Howard Norman, author of Next Life Might Be Kinder

“A well-researched and highly readable account of the greatest of all polar exploration vessels. Charles Johnson unearths a great deal of rarely seen material about Norway’s great triumvirate of explorers—Nansen, Sverdrup, and Amundsen—and the ship to which they owe their success and even their survival. A must for any polar library.”

Jerry Kobalenko, author of The Horizontal Everest: Extreme Journeys on Ellesmere Island

"The literature of polar exploration is littered with ships crushed by the relentless pressure of the ice.  And yet there was one great, uncrushable vessel -- a ship still intact, purposely designed to ride the floes and harness the very forces that doomed all others: the Fram.  Charles W. Johnson's account is among the greatest of all tales of Arctic endurance, one in which the ship herself emerges as the principal character of a chronicle of perseverance unlike any other ever told upon this earth."

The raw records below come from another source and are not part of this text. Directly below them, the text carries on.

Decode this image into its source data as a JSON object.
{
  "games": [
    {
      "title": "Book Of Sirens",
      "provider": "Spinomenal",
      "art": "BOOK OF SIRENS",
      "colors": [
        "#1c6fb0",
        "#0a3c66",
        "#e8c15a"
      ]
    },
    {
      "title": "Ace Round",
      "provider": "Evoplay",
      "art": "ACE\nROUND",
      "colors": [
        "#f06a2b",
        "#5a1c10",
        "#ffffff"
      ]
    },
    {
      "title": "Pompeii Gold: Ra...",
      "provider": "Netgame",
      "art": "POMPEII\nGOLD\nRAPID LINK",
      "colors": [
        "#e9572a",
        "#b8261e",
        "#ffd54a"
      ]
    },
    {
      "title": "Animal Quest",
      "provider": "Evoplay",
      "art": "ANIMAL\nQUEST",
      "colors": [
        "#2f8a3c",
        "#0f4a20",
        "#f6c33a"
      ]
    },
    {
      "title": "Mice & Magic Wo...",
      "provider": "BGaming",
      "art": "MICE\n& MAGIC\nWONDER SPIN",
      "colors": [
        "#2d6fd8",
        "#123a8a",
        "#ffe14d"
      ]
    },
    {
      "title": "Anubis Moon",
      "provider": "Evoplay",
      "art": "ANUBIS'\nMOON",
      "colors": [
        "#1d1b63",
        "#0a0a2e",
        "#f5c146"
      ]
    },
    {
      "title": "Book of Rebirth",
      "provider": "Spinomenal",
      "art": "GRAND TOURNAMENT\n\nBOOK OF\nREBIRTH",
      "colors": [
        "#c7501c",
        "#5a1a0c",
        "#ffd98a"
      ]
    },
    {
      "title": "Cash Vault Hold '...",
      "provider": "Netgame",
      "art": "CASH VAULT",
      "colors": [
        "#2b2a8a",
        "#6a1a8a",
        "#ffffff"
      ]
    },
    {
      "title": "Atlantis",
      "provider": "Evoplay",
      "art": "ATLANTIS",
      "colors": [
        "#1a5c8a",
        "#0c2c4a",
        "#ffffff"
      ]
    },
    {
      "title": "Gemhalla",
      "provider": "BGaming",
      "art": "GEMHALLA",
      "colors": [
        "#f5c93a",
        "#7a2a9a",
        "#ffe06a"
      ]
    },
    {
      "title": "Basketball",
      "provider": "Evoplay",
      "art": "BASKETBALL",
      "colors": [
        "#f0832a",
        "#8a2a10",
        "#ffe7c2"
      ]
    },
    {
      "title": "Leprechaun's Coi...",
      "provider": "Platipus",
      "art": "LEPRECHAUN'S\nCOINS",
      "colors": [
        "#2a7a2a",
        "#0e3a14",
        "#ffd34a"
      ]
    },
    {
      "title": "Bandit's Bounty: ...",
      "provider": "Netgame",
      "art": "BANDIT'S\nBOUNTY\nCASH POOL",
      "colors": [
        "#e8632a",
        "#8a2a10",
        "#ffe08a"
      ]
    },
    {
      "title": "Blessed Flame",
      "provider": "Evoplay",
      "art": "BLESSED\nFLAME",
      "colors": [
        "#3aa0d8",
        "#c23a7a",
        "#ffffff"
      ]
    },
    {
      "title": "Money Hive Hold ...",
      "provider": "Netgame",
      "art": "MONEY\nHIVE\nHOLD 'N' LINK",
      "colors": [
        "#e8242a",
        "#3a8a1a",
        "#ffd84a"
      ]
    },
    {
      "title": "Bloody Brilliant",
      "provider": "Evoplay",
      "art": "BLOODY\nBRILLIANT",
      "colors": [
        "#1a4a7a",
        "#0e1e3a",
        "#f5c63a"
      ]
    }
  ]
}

Russell A. Potter, professor of English and Media Studies, Rhode Island College and editor, Arctic Book Review

"Charles W. Johnson has accrued an extensive knowledge of the subject, also of sources still only in Norwegian, and has provided an admirable overview of the ship, the expeditions, and the leaders in an easy-flowing style that still takes care of all the necessary details while moving the story forward in a compelling fashion.

Susan Barr, president of the International Polar Heritage Committee and polar ethnologist

"In this splendid book, we at last have a full account of those significant Norwegian polar explorers -- Fridtjof Nansen, Hjalmar Johansen, Otto Sverdrup, and Roald Amundsen -- whose expertise put to shame their more celebrated British and American contemporaries.  But wait!  I have forgotten perhaps the most expert Norwegian explorer of all -- the Fram. . . .It traveled through ice-riddled waters with utmost confidence, grace, and muscle. . . .[and] Charles Johnson's narrative travels through those same waters with a similar confidence, grace, and muscle."

Lawrence Millman, author of Last Places, Lost in the Arctic, and Hiking to Siberia